Birch Bark Books, 450 pages
“L’histoire d’animaux est l’histoire du subjugation,” declared renowned historian, Angelique Blaireau, in La science de l’esclavage, her groundbreaking work on the history of Animal domestication. Now in its eighth printing, Blaireau’s study of the “science of slavery” has inspired a new generation of Animals to examine its history and to challenge our assumptions about Animal life.
From Slavery to Freedom: A History of Pack Animals picks up where Blaireau left off: in the Peruvian highlands, where Llamas continue to “work” for Humans, as they have done for 5,000 years. From there, author Pieter N. Paard takes us on a whirlwind tour of the world – on the backs of our brethren – and prods us toward a redefinition of slavery and freedom.
Though its title implies otherwise, this book is not a “history,” per se. Instead, Paard uses historical content as the foundation upon which to pose a number of philosophical, moral, and political questions. Chief among these, of course, is the question of what constitutes “true” freedom. Paard uses the example of the team of 20 Mules that hauled borax out of the mining areas in Death Valley. The fact of the Mules’ post-retirement status as celebrities and their subsequent appearances at special events begs the question: is this freedom, or just another form of slavery imposed by those massive, two-footed beasts?
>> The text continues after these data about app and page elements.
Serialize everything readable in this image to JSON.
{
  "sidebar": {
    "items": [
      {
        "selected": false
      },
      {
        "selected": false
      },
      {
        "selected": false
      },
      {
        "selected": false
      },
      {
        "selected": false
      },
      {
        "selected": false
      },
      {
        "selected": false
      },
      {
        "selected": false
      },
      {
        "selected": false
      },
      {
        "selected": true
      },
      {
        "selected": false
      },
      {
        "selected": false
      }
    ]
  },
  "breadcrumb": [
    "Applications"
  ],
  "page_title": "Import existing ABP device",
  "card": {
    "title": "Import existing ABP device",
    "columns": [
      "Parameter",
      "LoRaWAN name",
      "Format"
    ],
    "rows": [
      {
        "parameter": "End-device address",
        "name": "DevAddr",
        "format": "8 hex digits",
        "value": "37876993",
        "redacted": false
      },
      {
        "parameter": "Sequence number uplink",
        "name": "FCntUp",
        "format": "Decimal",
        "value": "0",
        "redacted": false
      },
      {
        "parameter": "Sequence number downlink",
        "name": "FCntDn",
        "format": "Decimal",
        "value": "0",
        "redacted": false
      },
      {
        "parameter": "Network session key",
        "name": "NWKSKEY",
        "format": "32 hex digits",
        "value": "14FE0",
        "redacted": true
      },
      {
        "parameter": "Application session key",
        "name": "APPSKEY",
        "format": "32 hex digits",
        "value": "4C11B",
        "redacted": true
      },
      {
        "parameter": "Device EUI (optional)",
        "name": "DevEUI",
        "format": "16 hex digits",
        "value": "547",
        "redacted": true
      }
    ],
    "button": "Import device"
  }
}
Although it offers no definitive answers to the questions it poses, From Slavery to Freedom serves as a springboard for further discussion of a topic that is very much on our minds as we prepare to celebrate a quarter-century of zoocracy in The Park.
© The Mammalian Daily
Reprinted with permission from Issue 112, Autumn 24 AZ